What you have to do ->
Repeat each entry in the data, exactly.

Listed records: Begin

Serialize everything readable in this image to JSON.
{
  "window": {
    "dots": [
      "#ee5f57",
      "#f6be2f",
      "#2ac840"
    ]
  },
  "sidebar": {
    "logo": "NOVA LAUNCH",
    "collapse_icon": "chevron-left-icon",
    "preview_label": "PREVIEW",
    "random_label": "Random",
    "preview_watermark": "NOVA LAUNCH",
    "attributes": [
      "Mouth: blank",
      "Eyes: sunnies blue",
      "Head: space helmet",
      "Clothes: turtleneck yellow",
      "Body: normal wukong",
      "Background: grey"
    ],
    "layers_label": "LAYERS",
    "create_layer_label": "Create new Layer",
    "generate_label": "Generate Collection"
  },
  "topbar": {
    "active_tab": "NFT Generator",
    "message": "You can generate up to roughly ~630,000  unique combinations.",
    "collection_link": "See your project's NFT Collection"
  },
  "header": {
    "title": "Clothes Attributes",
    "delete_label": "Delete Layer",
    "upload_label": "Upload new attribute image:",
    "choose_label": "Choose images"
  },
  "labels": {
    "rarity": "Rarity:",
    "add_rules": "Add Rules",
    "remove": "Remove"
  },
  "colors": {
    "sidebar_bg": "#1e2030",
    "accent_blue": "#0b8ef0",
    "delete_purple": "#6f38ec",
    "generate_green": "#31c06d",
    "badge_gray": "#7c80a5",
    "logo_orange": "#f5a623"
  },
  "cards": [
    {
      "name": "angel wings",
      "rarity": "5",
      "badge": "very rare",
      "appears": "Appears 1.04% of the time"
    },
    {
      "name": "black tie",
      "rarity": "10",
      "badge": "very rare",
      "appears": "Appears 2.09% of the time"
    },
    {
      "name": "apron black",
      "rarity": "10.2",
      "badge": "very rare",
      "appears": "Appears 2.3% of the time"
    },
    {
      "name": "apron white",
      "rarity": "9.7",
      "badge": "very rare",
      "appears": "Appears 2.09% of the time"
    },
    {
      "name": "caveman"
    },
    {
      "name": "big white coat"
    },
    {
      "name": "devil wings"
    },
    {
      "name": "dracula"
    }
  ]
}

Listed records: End

Answer space ->
Serialize everything readable in this image to JSON.
{
  "window": {
    "dots": [
      "#ee5f57",
      "#f6be2f",
      "#2ac840"
    ]
  },
  "sidebar": {
    "logo": "NOVA LAUNCH",
    "collapse_icon": "chevron-left-icon",
    "preview_label": "PREVIEW",
    "random_label": "Random",
    "preview_watermark": "NOVA LAUNCH",
    "attributes": [
      "Mouth: blank",
      "Eyes: sunnies blue",
      "Head: space helmet",
      "Clothes: turtleneck yellow",
      "Body: normal wukong",
      "Background: grey"
    ],
    "layers_label": "LAYERS",
    "create_layer_label": "Create new Layer",
    "generate_label": "Generate Collection"
  },
  "topbar": {
    "active_tab": "NFT Generator",
    "message": "You can generate up to roughly ~630,000  unique combinations.",
    "collection_link": "See your project's NFT Collection"
  },
  "header": {
    "title": "Clothes Attributes",
    "delete_label": "Delete Layer",
    "upload_label": "Upload new attribute image:",
    "choose_label": "Choose images"
  },
  "labels": {
    "rarity": "Rarity:",
    "add_rules": "Add Rules",
    "remove": "Remove"
  },
  "colors": {
    "sidebar_bg": "#1e2030",
    "accent_blue": "#0b8ef0",
    "delete_purple": "#6f38ec",
    "generate_green": "#31c06d",
    "badge_gray": "#7c80a5",
    "logo_orange": "#f5a623"
  },
  "cards": [
    {
      "name": "angel wings",
      "rarity": "5",
      "badge": "very rare",
      "appears": "Appears 1.04% of the time"
    },
    {
      "name": "black tie",
      "rarity": "10",
      "badge": "very rare",
      "appears": "Appears 2.09% of the time"
    },
    {
      "name": "apron black",
      "rarity": "10.2",
      "badge": "very rare",
      "appears": "Appears 2.3% of the time"
    },
    {
      "name": "apron white",
      "rarity": "9.7",
      "badge": "very rare",
      "appears": "Appears 2.09% of the time"
    },
    {
      "name": "caveman"
    },
    {
      "name": "big white coat"
    },
    {
      "name": "devil wings"
    },
    {
      "name": "dracula"
    }
  ]
}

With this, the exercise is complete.